Required work
How many lines of the entries below include the word "List"? Answer with the number alone.

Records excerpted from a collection
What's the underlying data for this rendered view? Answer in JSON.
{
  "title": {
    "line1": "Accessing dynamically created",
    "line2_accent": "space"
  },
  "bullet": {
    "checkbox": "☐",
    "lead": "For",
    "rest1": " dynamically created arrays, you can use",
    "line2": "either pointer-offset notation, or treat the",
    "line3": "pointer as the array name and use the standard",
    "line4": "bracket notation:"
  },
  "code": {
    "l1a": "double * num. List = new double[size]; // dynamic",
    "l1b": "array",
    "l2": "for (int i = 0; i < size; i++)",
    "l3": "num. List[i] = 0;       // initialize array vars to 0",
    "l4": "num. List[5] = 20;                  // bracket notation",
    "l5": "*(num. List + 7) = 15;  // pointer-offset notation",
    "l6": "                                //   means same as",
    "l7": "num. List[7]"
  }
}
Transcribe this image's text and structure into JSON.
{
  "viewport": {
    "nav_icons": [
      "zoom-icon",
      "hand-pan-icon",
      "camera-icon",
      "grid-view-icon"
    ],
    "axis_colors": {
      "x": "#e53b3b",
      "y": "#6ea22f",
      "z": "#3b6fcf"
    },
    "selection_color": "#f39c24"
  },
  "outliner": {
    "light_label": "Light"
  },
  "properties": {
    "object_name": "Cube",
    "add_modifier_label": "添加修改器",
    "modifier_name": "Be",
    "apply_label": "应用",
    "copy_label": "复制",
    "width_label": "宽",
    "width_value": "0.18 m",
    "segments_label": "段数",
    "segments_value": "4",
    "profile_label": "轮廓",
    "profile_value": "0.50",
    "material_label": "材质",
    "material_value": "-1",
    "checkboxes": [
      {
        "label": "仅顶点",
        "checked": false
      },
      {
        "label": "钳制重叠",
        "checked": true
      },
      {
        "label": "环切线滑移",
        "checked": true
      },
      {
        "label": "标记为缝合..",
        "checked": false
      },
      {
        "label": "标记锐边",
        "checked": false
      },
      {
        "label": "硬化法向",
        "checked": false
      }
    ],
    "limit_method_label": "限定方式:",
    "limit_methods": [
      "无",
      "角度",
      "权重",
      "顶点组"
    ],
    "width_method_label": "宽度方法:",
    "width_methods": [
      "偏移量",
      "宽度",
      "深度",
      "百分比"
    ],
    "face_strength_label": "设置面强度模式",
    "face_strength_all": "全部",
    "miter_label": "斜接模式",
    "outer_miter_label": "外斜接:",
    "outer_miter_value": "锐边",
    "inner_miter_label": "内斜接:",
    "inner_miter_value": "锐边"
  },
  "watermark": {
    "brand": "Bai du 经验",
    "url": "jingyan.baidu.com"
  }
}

Reply
5